Today was an exciting day. I found proof of my theory that rocks blow out the asphalt in roads just like the mushrooms blow out the asphalt on my driveway!
Almost ready to pop. You can see the rise in the road made by the rock. Also, with every day that passes we see more and more colour in the forests. Things are starting to get very pretty. The yellows will probably be the last colour to appear but even gold with the frequent orange and red will look very nice.
We left Fredericton and drove 112 km west and north to the little town of Hartland. We did this for only one reason; well, two reasons. The number one reason was to see the longest covered bridge in the world. Number two reason was to enjoy some more New Brunswick scenery, which we did by following the St. John River via Highways 102 and 105 rather than Route 2, the freeway. We were displeased to find the bridge closed to traffic as we wanted to cross it. John said he wanted to drive across so he could sneak a kiss.
Covered bridges were called ‘kissing bridges’ because they were enclosed and young couples out for a drive could sneak a kiss without any parents or nosy neighbours as witnesses. The bridges were really covered to protect the wood decks from rain, snow and ice.
After photographing the bridge we crossed the St. John River on a longer newer bridge and drove back down the other side of the river on the freeway. We had planned to turn off at the small town of Canterbury and follow route 630 south to Andersonville but the road turned to gravel within a couple of km. We were not going to go 40 km on a gravel road so we retraced our route and picked up the freeway again as far as Longscreek which is only about 30 km from Fredericton! Then we took Highway 3 to Highway 1 to St. George.

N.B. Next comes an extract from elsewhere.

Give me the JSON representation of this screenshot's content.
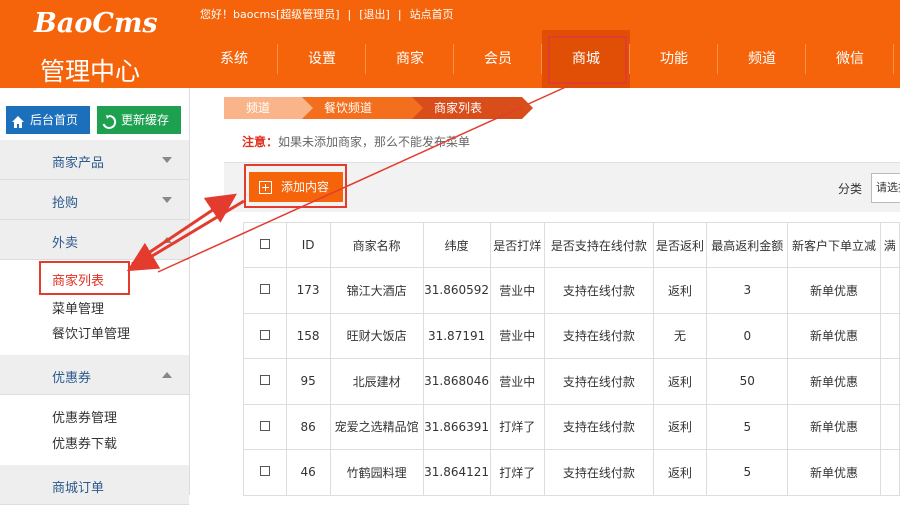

At St. George the Masgaguadavic River flows through a very narrow gorge. This gorge has been dammed for hydroelectric power and the water just roars through it. At the other end of the gorge the bridge has a pedestrian walkway with an opening on each side that allows you to cross to the gorge side and stand on a little jutting platform to take photos. Rather nice of them I thought! (Of course it was probably done in self defence to prevent an accident caused by inattentive people walking on the narrow bridge.)
We took a little drive around St. George before heading out. St. George is called The Granite Town for their red granite quarry. Stone from this quarry was used on many projects, such as the Parliament Building in Ottawa and a cathedral in Boston.
It was an 18 km drive west along the coast from St. George to St. Andrew’s-by-the-Sea. St. Andrew’s was settled by United Empire Loyalists in 1783 following the American Revolution. Many of their houses were dismantled, barged across the river from Castine, Maine and reassembled. More than 250 homes in the historic district are 100 to more than 200 years old. Main Street is 8 -10 blocks long of beautiful buildings and the houses stretch back for 4 -5 more blocks. Many of them have plaques telling when they were built and by whom. Tomorrow we explore.
When we arrived in St. Andrew’s we chanced upon the West Point Blockhouse, one of the few remaining blockhouses in Canada. It was damaged in a fire in 1993 but the citizens and Parks Canada (it is a National Historic Site) repaired it. It was built by the community to protect themselves from privateers during the War of 1812-14.
John makes all our hotel reservations and I was wondering why he had booked us into a B & B when there were so many hotels available (St. Andrew’s has long been a holiday resort town). When we located the Inn on Frederick and opened the door to our room I knew why. Gorgeous place. It is huge with nine guest rooms. The Inn is owned and run by a young Korean family who came to Canada 5 years ago and settled in St. Andrew’s after spending an hour having lunch here. Jay would like to move west in about five years – for the fishing!